Builders, vendors, and analysts are unanimous that virtual reality won't ever replace models. A home purchase is too large -- and too emotional -- to be done without them.
Marketing consultant John Schleimer, of Roseville, Calif., says builders cannot overlook the importance of fully merchandised, on-site models, especially for first-time buyers who are emotionally stimulated by models. Active adult buyers tend to be more skeptical of builders' claims of quality and execution and want to see for themselves.
Models won't disappear, but they'll be used more efficiently, supplemented by cyber-versions, because they give builders more time that can be spent selling.
"Nothing to date will take the place," says development consultant Dan Levitan, of Ft. Lauderdale, Fla., "of a live salesperson touring a live buyer through a live model."
Levitan, though, says he believes virtual models are great in pre-sale situations because "most buyers can't read a plan" and it's tough to interact with a customer while he's viewing one. He prefers to use them for warm-ups, or for holding customers until they can meet with a salesperson. He recommends, however, limiting their use to the sales center, staying away from Web-based tours that prospects can access from home.
"I think it's dangerous, to be honest," he says. "The model itself is small, the photography is not especially good, and it's not a selling experience. The physical model that's available is often not seen if someone sees a virtual model and gets turned off. You can't make a sale because of it, but you can lose a sale because of it. If it's in an environment where a sales person is present, it can be a very positive experience."

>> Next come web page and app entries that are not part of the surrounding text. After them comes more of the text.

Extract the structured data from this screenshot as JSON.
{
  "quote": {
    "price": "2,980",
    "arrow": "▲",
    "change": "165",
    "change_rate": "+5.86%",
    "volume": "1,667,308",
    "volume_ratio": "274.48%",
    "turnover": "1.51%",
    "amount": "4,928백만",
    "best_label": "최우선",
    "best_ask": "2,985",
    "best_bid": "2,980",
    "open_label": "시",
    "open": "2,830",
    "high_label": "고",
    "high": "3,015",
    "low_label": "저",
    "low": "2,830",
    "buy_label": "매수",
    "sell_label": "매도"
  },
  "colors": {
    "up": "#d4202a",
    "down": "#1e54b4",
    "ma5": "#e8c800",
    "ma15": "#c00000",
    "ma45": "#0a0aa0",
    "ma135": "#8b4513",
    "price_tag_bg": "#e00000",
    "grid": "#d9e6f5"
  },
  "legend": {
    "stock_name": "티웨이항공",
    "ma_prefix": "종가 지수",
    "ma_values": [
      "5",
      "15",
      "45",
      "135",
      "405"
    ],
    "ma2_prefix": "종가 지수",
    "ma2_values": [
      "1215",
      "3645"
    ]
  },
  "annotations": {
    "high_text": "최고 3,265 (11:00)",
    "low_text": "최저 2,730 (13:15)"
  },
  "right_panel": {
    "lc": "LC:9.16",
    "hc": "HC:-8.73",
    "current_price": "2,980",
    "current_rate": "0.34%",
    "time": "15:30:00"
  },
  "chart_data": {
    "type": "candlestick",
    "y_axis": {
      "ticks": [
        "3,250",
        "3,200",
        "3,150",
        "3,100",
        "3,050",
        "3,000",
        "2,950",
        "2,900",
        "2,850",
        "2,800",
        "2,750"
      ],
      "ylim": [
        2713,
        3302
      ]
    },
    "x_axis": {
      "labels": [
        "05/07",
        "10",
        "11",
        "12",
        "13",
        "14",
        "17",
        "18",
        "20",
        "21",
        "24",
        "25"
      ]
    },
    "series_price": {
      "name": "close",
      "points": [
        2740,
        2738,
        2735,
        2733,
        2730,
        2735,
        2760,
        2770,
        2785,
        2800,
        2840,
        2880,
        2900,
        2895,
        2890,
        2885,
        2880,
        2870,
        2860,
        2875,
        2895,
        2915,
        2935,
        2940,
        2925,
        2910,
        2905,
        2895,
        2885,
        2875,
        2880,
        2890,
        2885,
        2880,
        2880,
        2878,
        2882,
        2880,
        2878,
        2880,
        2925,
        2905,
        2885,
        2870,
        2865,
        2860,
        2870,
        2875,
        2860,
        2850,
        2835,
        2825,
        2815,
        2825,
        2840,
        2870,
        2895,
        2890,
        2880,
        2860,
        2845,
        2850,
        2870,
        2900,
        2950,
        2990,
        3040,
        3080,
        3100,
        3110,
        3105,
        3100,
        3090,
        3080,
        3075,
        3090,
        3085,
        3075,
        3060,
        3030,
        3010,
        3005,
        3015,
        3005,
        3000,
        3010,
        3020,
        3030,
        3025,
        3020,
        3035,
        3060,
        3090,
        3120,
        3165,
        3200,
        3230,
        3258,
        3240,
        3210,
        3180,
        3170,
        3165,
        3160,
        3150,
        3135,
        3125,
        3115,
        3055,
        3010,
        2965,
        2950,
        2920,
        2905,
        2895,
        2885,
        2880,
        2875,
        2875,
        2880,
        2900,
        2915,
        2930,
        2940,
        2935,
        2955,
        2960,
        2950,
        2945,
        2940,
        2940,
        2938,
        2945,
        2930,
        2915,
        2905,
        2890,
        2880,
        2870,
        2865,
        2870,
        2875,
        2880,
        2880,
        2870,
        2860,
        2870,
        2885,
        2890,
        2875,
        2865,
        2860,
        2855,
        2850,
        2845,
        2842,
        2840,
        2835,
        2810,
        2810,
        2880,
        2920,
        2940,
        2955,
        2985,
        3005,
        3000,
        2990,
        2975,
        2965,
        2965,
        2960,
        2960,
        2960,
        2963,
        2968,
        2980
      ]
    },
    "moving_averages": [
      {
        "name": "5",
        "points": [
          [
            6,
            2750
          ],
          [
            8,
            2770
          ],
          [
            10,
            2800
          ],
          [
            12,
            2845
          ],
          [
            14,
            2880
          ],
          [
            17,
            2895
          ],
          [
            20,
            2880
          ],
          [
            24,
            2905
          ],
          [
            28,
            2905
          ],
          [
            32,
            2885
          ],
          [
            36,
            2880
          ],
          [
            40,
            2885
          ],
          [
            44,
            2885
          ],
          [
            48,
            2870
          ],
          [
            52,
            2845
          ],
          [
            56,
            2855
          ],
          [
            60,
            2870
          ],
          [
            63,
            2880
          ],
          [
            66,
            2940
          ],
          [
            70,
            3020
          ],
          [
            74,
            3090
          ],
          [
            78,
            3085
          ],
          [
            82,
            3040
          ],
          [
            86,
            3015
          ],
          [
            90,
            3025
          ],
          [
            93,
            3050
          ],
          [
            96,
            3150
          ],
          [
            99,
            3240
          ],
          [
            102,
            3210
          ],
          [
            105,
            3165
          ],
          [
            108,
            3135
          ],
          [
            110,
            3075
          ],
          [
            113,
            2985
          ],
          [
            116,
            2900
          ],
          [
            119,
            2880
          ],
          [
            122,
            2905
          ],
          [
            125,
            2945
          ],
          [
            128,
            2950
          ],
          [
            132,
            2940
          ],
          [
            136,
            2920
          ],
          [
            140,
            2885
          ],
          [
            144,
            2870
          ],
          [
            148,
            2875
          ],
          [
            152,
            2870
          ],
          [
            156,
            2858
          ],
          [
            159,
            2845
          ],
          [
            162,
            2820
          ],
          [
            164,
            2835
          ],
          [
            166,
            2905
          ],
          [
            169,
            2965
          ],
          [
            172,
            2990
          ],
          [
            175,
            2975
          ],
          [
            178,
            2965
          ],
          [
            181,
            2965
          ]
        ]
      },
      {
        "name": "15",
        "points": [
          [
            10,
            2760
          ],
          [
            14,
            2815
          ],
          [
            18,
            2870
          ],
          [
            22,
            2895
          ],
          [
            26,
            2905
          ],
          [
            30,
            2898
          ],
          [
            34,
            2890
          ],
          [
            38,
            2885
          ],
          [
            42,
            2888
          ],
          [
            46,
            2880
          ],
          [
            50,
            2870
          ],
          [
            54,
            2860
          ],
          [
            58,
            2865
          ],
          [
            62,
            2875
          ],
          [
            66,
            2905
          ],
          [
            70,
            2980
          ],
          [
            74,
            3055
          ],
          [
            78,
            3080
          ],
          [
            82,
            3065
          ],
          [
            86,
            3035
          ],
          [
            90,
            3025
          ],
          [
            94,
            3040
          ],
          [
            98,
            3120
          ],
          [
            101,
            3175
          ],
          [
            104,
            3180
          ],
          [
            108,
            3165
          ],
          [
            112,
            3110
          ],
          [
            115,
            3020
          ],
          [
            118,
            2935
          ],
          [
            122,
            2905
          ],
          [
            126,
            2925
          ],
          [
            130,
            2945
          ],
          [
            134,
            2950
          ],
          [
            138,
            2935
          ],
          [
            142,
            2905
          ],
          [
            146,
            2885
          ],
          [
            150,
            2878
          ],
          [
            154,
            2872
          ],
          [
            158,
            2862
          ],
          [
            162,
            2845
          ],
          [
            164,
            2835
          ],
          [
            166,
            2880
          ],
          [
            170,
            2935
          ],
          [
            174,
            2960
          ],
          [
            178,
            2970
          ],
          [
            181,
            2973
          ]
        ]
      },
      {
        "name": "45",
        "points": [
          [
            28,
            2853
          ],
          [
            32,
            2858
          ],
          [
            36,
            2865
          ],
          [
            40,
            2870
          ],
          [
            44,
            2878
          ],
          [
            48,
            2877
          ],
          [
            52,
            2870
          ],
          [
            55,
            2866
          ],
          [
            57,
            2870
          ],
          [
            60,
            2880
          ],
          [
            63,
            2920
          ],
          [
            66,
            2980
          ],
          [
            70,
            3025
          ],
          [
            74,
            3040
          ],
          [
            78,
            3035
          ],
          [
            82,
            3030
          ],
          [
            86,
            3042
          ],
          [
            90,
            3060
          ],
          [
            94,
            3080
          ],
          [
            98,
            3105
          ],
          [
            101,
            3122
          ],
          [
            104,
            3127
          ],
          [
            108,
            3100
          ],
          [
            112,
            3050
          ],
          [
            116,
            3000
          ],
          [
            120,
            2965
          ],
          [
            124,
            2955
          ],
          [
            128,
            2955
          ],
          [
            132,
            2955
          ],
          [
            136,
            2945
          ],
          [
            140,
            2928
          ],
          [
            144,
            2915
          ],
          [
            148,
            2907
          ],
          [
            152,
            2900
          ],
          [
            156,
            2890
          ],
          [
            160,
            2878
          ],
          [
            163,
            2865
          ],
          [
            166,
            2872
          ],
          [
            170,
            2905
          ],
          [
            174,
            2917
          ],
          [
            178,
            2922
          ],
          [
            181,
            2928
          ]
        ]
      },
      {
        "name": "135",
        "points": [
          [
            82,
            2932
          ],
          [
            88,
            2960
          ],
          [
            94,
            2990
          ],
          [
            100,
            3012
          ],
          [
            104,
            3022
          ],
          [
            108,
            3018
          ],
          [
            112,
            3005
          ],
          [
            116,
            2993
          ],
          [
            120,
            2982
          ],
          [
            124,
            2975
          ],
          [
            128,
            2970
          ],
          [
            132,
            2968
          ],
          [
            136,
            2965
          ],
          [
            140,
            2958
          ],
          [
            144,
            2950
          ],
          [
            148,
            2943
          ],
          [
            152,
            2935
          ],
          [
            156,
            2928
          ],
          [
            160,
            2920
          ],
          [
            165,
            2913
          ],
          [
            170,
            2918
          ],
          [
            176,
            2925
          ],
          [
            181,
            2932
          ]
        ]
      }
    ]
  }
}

"We're all about saving time and customer satisfaction," Blake says. "This helps bring the two together."